§ **Exercise brief**
From the records that follow, copy every line that contains the word "this".

§ **Page and application data records**

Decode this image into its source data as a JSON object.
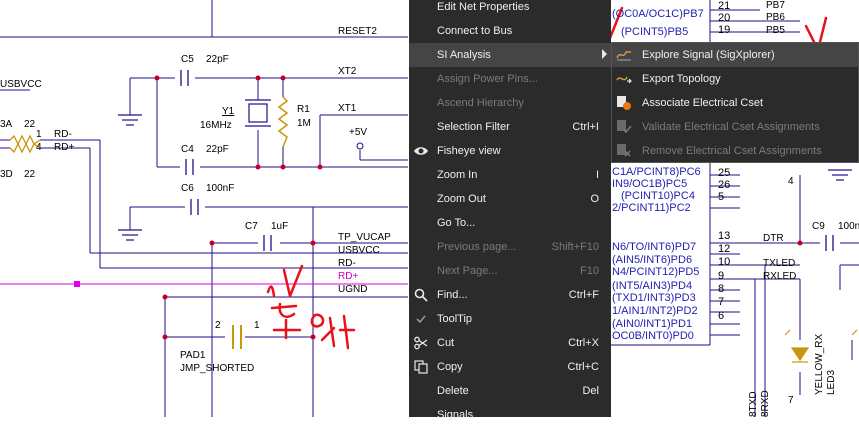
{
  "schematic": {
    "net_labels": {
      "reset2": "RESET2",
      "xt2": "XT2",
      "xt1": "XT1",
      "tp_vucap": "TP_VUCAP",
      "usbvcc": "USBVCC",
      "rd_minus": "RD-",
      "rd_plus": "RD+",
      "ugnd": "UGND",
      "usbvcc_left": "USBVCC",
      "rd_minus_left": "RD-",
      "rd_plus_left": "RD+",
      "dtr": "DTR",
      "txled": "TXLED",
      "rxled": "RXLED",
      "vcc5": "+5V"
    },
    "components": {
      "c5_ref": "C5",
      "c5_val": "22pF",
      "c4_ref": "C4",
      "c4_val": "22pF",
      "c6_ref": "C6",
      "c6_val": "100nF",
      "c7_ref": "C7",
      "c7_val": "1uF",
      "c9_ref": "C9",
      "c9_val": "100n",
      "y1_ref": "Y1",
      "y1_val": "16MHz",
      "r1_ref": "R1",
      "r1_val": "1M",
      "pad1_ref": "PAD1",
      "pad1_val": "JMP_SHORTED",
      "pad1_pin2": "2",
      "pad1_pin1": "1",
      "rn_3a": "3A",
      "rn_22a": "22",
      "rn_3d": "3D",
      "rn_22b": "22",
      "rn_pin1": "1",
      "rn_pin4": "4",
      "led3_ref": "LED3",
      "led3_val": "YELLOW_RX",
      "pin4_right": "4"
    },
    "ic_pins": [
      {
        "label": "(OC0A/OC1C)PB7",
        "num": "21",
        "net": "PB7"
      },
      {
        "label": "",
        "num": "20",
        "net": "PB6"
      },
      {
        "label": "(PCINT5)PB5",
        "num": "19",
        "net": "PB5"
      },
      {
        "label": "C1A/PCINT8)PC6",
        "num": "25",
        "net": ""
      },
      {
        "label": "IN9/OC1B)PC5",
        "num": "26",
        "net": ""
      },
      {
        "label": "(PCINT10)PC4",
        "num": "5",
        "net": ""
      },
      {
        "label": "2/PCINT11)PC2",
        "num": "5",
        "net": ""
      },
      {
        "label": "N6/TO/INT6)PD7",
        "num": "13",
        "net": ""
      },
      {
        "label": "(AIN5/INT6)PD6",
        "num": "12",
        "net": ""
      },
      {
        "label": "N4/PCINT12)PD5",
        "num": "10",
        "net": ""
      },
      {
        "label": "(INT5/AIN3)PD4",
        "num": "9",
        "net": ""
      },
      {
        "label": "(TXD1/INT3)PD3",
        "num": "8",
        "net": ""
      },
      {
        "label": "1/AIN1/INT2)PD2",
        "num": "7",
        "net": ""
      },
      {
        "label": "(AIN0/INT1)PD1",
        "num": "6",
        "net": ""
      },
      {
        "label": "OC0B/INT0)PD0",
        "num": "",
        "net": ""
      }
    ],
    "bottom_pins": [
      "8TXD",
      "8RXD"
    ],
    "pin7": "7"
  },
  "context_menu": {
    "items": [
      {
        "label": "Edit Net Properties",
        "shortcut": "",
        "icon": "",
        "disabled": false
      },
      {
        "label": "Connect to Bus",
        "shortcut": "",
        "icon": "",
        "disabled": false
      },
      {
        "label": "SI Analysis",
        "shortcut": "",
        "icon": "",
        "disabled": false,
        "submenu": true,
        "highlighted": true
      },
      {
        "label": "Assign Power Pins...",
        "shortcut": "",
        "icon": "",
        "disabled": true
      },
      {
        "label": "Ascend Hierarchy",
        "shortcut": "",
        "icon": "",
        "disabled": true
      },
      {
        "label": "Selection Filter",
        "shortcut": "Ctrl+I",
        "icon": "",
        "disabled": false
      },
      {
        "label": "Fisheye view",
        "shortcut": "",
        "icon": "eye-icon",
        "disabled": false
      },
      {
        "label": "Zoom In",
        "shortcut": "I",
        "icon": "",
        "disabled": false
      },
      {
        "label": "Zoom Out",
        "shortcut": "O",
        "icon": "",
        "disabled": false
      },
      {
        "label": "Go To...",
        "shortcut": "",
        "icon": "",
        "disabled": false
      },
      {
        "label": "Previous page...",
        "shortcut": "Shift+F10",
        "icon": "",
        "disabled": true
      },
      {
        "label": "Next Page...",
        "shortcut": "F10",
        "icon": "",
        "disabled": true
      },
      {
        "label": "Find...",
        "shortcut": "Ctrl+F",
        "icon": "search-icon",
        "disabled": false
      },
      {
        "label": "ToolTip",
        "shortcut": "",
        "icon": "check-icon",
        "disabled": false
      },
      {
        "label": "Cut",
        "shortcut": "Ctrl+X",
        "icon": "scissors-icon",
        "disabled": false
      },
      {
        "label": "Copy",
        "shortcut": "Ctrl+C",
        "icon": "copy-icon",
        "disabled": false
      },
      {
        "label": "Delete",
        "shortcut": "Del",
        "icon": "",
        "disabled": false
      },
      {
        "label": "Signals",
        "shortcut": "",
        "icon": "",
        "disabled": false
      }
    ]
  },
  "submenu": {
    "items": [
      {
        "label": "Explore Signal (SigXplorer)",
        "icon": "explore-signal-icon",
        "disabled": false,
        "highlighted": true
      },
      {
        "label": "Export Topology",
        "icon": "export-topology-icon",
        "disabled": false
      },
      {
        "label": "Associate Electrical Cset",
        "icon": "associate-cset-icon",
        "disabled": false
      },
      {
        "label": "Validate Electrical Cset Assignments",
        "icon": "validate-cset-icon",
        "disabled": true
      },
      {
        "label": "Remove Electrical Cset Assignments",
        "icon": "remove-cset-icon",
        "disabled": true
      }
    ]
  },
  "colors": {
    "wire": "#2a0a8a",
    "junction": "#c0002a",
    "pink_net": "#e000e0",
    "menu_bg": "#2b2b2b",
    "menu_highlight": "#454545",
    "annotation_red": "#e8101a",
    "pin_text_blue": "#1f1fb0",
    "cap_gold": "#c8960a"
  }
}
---
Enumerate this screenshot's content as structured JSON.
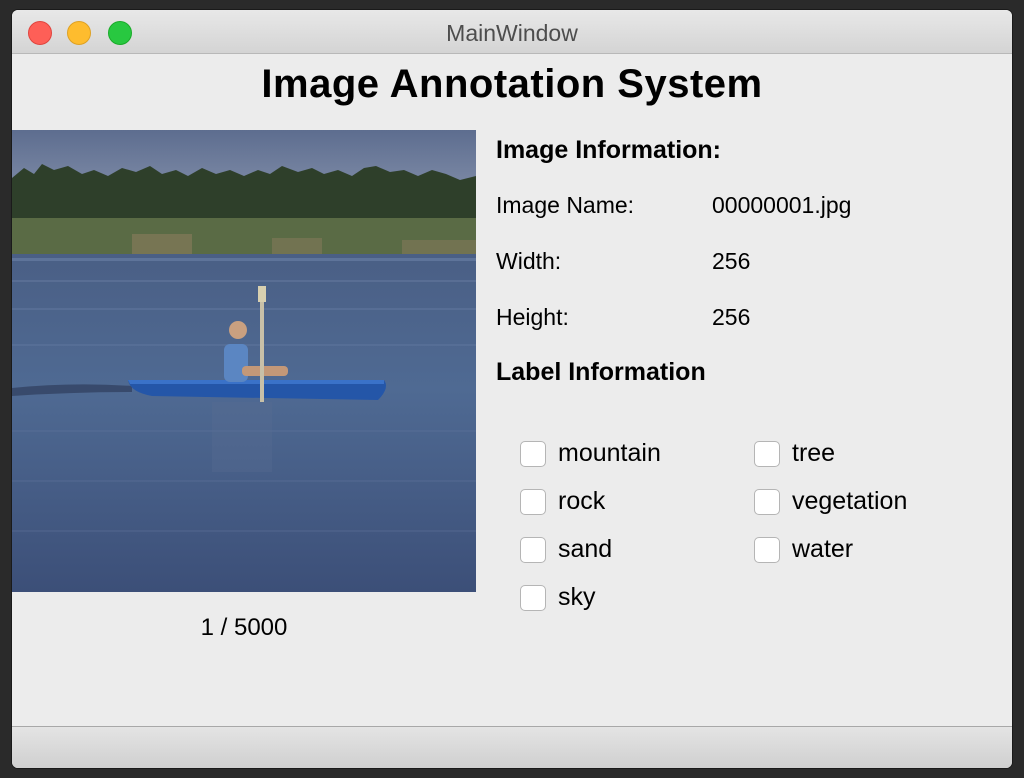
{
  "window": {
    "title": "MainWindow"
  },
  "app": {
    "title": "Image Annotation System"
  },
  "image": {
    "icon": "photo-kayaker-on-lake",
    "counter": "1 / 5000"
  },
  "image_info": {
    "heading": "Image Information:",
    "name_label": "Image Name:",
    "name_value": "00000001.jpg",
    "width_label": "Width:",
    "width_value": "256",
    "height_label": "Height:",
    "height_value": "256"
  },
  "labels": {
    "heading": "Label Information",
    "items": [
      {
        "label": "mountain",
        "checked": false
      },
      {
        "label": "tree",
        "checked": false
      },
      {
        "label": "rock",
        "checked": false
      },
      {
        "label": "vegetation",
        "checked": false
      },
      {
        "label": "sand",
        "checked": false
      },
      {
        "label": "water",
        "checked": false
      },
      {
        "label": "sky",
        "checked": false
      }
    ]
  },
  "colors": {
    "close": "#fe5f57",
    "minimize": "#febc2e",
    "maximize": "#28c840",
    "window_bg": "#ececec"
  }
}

§ **Your solution**
Decode this image into its source data as a JSON object.
Enumerate this screenshot's content as structured JSON.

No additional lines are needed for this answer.